Officers received a 911 call about a couple was yelling inside their apartment. Officers drove to the scene. The woman consented to the officer’s request to enter the apartment. Officers found a marijuana pipe. Upon their find, they also conducted a more intrusive – and warrantless – search of the apartment. Methamphetamine was found.
The WA Supremes reasoned the test for an emergency aid exception (also called Exigent Circumstances) entry has been expanded to include the following elements: (1) The police officer subjectively believed that someone likely needed assistance for health or safety concerns; (2) a reasonable person in the same situation would similarly believe that there was need for assistance; (3) there was a reasonable basis to associate the need for assistance with the place being searched; (4) there is an imminent threat of substantial injury to persons or property; (5) state agents must believe a specific person or persons or property are in need of immediate help for health or safety reasons; and (6) the claimed emergency is not a mere pretext for an evidentiary search.
They further reasoned that here, the mere acquiescence to an officer’s entry is not consent to search. It is also not an exception to our state’s constitutional protection of the privacy of the home. Finally, while the likelihood of domestic violence may be considered by courts when evaluating whether the requirements of the emergency aid exception to the warrant requirement have been satisfied, the warrantless entry in this case was unnecessary. Officers merely heard raised voices from outside the home. The agitated and flustered woman who answered the door indicated that no one else was present in the home. No emergency existed.

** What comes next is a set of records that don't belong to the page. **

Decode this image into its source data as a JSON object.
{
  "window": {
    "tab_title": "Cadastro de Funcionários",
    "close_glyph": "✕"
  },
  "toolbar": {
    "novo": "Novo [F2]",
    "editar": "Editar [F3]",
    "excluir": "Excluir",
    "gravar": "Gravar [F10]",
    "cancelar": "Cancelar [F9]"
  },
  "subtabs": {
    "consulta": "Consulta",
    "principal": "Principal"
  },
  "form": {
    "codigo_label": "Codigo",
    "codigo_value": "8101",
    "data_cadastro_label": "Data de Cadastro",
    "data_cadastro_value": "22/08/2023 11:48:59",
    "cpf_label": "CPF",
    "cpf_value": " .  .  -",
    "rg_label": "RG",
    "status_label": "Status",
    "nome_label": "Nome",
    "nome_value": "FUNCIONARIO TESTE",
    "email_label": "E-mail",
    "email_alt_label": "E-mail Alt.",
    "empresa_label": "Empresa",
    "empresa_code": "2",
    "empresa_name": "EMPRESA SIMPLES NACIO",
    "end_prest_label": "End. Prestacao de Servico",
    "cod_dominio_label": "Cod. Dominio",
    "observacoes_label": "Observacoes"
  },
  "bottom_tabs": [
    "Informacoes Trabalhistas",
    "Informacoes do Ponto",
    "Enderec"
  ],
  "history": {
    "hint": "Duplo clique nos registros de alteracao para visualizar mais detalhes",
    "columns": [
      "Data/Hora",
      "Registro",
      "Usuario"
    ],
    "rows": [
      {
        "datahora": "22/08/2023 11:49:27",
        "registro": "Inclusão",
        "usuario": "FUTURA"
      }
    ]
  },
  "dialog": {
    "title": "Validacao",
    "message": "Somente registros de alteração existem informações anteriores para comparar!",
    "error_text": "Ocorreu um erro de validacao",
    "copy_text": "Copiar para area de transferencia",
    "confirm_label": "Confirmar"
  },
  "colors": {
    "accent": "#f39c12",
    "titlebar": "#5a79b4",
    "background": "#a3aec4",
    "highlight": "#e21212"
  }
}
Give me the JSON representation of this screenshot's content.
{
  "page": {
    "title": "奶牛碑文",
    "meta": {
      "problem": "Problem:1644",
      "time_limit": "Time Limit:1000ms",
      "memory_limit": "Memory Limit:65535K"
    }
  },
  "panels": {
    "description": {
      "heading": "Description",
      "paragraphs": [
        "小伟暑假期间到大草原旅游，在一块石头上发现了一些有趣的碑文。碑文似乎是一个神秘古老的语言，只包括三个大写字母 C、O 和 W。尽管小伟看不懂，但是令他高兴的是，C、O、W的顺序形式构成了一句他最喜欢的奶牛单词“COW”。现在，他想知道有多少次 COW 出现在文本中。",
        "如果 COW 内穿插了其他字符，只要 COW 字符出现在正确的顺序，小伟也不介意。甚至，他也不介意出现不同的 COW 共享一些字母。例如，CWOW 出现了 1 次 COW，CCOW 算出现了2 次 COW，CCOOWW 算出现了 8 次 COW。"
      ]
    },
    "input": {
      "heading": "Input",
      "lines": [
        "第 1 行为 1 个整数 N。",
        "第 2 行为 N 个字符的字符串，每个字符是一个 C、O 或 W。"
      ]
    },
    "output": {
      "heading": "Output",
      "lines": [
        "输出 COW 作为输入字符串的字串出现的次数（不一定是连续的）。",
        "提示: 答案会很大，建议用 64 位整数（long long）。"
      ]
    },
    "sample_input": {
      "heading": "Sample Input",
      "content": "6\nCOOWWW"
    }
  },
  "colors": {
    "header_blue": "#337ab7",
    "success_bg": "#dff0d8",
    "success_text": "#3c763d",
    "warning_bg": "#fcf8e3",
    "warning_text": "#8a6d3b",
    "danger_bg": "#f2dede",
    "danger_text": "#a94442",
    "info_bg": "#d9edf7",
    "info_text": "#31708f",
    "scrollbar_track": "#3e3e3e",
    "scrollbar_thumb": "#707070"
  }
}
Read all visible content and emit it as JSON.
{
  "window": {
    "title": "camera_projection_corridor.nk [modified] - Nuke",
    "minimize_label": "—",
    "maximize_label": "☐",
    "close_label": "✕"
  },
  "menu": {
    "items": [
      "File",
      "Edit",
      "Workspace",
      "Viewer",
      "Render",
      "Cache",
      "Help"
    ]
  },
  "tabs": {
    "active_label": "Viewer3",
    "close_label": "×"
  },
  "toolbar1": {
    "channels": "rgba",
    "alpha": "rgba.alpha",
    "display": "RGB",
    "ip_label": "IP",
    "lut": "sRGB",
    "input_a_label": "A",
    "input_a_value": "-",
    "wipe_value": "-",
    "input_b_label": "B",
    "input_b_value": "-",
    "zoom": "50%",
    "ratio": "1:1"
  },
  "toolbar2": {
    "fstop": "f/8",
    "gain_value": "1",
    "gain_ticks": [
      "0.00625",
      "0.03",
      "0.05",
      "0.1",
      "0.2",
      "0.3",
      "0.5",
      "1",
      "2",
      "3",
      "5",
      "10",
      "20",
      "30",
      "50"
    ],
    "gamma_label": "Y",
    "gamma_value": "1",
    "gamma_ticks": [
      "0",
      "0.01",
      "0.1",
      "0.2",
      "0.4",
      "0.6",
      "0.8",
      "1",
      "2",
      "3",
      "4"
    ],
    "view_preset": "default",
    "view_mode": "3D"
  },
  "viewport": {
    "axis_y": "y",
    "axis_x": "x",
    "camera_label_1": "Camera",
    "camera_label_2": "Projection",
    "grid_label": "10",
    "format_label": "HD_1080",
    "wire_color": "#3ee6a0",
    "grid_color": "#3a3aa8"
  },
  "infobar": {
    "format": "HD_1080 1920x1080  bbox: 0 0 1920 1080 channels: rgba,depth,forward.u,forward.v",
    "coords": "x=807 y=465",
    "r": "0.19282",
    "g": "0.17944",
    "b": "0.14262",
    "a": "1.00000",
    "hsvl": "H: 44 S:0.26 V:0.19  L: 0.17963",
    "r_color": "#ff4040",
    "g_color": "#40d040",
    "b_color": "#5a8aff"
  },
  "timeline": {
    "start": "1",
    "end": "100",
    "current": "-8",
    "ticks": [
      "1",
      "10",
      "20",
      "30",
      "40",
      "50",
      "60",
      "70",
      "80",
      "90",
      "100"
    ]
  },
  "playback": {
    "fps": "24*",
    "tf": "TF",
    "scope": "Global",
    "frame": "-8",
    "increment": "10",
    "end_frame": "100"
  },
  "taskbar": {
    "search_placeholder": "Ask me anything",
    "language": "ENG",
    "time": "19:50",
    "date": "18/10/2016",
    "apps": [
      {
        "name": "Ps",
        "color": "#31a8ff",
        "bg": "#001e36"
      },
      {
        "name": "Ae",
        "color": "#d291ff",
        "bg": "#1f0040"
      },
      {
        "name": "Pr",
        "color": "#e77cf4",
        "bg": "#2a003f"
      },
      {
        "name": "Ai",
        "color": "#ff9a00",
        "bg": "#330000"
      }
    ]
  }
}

My opinion? Good decision. Granting a police officer’s request to enter the home is not, by itself, consent to search the home. Period.